Criminal cases can vary significantly when mitigating factors or aggravating factors are included. The most common aggravating factor is a record of criminal activity, followed by habitual drug or alcohol abuse. A common mitigating factor is being a first-time offender who was caught up in the moment.

Mitigating factors and mitigating circumstances may be encoded in law, including prohibitions against the death penalty for youthful offenders (under age 18). Mental capacity and/or severe emotional disturbances may also be legal barriers to severe punishment, such as the death penalty.

Aggravating circumstances are less likely to be clearly codified in law. Things like aggravated assault rely on a judge or jury’s interpretation of the defendant’s actions.


What Role Do Aggravating and Mitigating Factors Play in Plea Negotiations?

Plea negotiations are when aggravating and mitigating factors are brought to the court’s attention. A defense attorney will discuss potential aggravating or mitigating factors with the defendant before they plea. Sometimes, a guilty plea and show of remorse will reduce the charges, whereas a plea of not guilty and an attitude of contempt for the court can be an aggravating factor.

Can Both Aggravating and Mitigating Factors Be Presented During a Trial?

It is not uncommon for both mitigating and aggravating circumstances to be presented during a trial. The prosecution will use aggravating factors to show the defendant deserves the maximum penalty for the crime. The defense uses mitigating factors to show the defendant did not intend to commit the crime or is really a good person caught up in a bad situation (and will call character witnesses like teachers, neighbors, and employers to speak to that point). It’s up to the judge or jury to decide which carries more weight and how to apply mitigating or aggravating circumstances to the penalty the defendant deserves.

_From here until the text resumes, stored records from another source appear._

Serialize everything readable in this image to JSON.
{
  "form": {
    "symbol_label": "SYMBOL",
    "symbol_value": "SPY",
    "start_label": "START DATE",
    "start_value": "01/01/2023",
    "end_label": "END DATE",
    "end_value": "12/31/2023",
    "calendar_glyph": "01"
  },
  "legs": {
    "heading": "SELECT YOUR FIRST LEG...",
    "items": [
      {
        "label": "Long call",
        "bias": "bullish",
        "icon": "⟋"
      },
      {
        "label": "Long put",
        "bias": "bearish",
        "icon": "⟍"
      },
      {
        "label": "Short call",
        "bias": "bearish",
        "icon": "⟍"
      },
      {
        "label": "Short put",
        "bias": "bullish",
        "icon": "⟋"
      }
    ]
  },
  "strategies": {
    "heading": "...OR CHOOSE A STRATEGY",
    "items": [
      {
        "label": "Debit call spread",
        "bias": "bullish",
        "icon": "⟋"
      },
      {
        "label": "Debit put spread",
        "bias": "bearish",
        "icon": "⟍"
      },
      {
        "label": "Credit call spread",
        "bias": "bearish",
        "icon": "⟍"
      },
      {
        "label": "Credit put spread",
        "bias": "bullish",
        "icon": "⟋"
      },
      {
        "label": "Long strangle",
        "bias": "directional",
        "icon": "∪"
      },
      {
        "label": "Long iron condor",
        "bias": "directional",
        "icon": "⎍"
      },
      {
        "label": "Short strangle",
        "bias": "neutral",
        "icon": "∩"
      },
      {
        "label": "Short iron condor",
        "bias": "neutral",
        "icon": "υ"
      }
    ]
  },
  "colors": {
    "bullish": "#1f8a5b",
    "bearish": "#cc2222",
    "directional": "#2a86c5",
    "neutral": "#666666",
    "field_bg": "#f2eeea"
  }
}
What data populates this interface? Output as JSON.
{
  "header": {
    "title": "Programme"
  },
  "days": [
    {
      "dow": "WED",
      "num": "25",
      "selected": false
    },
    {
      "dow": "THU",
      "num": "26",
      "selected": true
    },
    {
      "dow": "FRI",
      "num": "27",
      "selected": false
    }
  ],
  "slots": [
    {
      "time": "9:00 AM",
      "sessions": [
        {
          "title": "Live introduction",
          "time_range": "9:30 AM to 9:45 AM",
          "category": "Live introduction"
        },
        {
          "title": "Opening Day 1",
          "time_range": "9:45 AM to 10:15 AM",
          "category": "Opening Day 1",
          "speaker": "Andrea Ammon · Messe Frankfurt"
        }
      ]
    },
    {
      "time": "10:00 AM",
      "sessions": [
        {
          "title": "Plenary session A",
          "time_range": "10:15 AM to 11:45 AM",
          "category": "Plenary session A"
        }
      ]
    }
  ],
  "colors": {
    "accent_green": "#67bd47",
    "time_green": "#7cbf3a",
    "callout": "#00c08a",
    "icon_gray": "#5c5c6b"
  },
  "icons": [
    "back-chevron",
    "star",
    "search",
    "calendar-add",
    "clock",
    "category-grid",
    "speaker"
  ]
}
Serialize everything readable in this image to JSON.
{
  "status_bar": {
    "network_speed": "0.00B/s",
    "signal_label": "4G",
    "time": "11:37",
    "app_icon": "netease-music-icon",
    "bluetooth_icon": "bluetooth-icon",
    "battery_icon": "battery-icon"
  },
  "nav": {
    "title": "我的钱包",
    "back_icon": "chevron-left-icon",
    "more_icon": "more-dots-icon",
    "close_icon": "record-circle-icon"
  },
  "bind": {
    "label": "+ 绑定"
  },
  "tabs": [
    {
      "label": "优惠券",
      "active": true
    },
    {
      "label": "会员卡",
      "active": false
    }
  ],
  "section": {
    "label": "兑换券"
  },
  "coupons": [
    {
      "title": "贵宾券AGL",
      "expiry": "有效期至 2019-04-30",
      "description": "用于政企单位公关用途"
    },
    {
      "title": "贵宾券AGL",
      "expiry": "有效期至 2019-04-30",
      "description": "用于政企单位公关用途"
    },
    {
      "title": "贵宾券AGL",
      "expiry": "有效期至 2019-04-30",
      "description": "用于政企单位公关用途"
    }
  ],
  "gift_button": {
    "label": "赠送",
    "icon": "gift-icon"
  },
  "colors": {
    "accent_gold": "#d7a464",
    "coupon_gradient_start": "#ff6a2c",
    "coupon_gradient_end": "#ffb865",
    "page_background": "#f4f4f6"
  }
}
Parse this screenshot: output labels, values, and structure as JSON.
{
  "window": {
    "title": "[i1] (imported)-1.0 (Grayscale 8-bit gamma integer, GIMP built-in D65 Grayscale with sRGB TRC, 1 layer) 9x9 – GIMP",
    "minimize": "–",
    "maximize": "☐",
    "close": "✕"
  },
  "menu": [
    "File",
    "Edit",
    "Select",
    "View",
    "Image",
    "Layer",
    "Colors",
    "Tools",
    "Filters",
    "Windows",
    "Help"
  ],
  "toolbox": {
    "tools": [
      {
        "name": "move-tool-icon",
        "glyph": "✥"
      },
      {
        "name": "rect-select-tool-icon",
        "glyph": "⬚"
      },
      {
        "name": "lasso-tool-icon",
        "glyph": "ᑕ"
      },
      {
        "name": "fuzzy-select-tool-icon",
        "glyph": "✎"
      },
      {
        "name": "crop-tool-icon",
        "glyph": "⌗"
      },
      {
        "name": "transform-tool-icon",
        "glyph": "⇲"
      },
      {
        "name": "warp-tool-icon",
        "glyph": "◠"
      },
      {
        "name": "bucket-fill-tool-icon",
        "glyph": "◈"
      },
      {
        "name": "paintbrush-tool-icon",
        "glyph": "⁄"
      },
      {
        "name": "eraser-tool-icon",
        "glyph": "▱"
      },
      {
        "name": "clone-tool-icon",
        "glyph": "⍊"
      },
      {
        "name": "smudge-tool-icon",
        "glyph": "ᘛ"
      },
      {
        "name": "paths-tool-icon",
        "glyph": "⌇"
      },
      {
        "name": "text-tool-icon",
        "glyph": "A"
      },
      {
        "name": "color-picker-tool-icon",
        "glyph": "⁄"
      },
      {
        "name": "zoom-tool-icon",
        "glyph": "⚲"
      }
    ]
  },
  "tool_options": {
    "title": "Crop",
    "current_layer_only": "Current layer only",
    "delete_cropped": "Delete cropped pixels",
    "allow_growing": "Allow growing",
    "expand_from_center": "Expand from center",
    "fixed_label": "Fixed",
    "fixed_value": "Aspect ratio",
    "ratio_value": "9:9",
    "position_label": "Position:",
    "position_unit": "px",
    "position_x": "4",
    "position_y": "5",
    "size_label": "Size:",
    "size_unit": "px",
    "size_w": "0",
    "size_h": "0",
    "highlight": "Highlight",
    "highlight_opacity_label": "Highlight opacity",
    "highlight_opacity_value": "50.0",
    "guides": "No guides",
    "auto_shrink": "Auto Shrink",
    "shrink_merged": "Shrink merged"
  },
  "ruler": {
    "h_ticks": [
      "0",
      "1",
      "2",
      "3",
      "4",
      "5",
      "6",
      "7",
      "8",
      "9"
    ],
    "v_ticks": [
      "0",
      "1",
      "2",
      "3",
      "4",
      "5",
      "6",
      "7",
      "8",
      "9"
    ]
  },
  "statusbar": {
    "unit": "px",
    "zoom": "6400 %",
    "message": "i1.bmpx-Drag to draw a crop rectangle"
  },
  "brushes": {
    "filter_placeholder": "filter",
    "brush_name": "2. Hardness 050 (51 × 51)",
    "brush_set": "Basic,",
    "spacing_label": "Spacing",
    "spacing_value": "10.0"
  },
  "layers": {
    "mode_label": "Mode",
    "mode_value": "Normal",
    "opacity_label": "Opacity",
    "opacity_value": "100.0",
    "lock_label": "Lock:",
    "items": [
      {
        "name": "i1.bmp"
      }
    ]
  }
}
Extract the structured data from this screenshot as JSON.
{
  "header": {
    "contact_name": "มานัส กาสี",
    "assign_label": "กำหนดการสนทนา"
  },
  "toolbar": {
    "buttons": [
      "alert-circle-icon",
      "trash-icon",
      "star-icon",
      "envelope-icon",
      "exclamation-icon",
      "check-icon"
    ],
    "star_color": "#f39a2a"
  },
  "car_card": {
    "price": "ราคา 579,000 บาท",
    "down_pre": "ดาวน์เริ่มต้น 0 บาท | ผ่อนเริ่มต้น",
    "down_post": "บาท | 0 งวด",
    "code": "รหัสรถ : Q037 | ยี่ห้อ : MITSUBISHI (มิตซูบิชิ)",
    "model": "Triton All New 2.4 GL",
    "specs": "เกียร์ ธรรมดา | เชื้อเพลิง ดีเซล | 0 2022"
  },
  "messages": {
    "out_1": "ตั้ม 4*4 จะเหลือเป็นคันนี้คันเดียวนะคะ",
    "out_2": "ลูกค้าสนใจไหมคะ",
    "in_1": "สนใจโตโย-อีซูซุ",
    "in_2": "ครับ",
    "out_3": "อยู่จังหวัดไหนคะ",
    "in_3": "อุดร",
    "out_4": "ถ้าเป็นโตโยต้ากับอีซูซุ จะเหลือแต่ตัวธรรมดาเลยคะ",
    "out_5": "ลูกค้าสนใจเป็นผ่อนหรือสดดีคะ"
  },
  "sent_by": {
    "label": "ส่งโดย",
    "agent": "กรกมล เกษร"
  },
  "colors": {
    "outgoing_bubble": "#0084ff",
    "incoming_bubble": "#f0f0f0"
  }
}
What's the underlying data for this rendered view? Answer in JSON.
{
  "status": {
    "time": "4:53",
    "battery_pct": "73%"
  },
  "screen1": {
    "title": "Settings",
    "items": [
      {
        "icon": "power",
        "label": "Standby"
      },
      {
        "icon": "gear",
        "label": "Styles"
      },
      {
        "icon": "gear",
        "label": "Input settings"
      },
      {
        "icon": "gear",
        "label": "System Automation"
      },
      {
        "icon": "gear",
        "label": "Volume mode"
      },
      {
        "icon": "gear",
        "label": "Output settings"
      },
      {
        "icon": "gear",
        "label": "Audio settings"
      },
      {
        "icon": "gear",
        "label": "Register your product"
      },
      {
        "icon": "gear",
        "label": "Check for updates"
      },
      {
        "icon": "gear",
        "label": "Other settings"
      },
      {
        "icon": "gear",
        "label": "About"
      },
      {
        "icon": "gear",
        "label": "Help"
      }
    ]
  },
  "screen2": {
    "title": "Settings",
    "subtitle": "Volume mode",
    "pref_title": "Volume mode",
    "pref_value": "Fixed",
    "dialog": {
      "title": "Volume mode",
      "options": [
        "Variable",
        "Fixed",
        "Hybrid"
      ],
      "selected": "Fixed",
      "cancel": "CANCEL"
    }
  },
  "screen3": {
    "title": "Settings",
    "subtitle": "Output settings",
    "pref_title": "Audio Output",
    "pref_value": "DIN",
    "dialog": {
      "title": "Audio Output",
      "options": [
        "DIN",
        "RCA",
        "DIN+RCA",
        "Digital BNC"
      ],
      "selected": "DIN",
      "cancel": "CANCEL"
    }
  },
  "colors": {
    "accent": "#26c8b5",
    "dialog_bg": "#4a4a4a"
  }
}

Do Aggravating and Mitigating Factors Vary Across Jurisdictions?

There is a slight variation of aggravating and mitigating factors from one jurisdiction to another, but rarely will a mitigating factor in one state be considered an aggravating factor in another. What is the difference between aggravating and mitigating factors in Alabama vs. New York can be that the law does not clearly define the factors in one state or another but relies on case law and accepted practice.